Pam, a way to keep track of your pump settings and be able to easily go back to ‘something that worked’, is to “save pump settings” on your computer when you go into the information viewing program established by your pump manufacturer. For all the years I used Medtronic pumps I have periodically saved from CareLink program my settings in a date format [yyyy-mm-dd]; now with Tandem I use the t-Connect program. I also keep a copy saved on my cloud-drive [Microsoft “One Drive”] just in case something happens to my pump or settings when I’m traveling. One time I had a pump failure when away for a Board meeting and Medtronic sent a replacement pump to the hotel where I was staying - my on-line settings were a life-saver.

The 50/50 concept is the basis for initial treatment for many doctors. A study I read recently suggested that basal rates should be 30-40% in people who have higher carb diets, while “American” diets higher in fats benefit from higher basal rates. This has to do with carb uptake. My son, for example, is very into computers, and needs a higher basal rate during the day to deal with his meals because he’s a bit sedentary (at least over the summer). His pump says he’s 72% basal, 28% bolus. We also enjoy homemade focaccia, which is a very heavily oiled bread, and he has developed a habit of dosing for the carbs with an extended bolus from his pump that spreads the dose over 4-5 hours(!!) because the olive oil keeps those carbs from flooding his system. There are actual formulas that can be used to calculate your dosing based on your weight, but even these are not perfect.

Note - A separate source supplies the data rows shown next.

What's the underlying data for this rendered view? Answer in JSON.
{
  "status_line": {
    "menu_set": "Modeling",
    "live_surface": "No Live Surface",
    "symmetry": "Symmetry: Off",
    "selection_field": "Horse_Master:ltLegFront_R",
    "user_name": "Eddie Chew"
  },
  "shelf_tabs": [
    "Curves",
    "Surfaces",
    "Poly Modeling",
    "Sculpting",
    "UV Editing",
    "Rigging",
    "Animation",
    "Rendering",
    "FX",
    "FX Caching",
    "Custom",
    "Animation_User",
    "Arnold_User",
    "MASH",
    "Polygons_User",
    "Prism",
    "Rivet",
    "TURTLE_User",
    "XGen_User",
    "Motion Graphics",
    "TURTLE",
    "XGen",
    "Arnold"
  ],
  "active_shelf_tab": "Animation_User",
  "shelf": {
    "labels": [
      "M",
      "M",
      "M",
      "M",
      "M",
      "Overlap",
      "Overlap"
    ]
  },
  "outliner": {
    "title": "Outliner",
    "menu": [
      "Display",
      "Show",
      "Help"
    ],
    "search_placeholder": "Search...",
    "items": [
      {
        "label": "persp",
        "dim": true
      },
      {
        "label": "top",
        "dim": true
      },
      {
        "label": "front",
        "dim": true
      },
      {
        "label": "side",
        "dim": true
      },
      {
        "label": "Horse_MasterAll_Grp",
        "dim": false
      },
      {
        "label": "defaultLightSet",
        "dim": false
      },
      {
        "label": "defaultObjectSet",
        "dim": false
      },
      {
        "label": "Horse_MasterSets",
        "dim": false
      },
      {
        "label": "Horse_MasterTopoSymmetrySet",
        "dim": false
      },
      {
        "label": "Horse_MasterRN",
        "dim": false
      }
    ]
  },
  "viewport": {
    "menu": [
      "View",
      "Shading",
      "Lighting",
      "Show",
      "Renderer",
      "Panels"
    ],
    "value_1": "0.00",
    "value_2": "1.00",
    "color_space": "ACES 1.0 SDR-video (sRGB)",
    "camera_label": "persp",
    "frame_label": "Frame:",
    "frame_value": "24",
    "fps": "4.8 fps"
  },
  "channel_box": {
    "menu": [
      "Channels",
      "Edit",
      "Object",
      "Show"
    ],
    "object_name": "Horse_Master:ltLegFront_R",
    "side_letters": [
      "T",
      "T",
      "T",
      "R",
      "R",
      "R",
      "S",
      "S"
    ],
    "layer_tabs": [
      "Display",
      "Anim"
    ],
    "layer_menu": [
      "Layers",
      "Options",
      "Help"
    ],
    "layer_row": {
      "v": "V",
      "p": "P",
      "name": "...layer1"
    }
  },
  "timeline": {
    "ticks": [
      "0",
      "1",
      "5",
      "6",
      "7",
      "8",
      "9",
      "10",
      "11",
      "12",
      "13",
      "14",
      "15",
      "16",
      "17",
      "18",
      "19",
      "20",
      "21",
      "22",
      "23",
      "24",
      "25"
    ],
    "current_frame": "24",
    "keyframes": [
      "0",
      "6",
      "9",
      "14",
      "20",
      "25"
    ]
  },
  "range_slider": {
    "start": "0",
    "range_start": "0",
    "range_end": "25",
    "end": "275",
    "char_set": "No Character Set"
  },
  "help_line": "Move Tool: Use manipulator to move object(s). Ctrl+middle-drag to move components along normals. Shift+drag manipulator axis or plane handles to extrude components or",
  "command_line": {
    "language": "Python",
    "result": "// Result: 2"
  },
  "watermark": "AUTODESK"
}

Unfortunately for doctors and research studies, every patient is an individual, and ultimately you as the patient will have to find what works for you. If your numbers are well controlled, and you feel well, then I don’t see any reason to change your insulin regimen. The real work of tracking your eating and activity habits will help you understand how your insulin regimen needs for be adjusted for your body. This can change over time, of course.

Getting comfortable with a new provider can be a bit of a process, and requires lots of open communication, and a willingness to try new or different things sometimes. Best wishes for a good working relationship.

In my opinion, who cares what the ratio of basal:bolus is? The one and only thing that matters with basal is that your blood sugar stays constant if you aren’t eating. Period. It’s worth checking every 6 months to a year if you aren’t recently diagnosed. My basal rates change slightly with the seasons. As for bolus, it’s only job is to bring your sugar back to starting point in 4 hours. Period.

And so if it’s 90:10 or 10:90 or 50:50 or whatever… and it’s working… then DO NOT CHANGE ANYTHING. If some kid doctor or newbie pump trainer talks you into making changes, it’s still ultimately up to you. Cheers and good luck

I agree with you Joel @T1dadandICU-RN, if it works, why break it. Very few doctors that I have worked with in over 60 years with diabetes have ever lived one day with TypeOne. Before giving advice, like advising a patient to live with a 50:50 basal:bolus ratio, an intelligent doctor would first observe and ask questions.

Each of us is different as far as amounts of insulin we need, and as @Joe says, what difference does it really make if one’s basal bolus ratio is 50:50, 70:30, 30:70 as long as it is the correct ratio for you.

I periodically validate my basal rates by fasting; for instance, I will eat a “normal supper” on a day where my activity level is normal and will not eat again until after noon the following day. If my BGL remains within target [100 to 140 mg/dl] during that period without need for correction dosing or eating anything containing carbohydrate then I know my basal rates are correct. This paid off well for me during surgery when I wasn’t permitted to eat after mid-night [a senseless / without thought requirement]; I was prepped and laying on the table for my surgery scheduled for 7 AM which was delayed until 11 AM. My BGL remained in range even with my anxiety and frustration.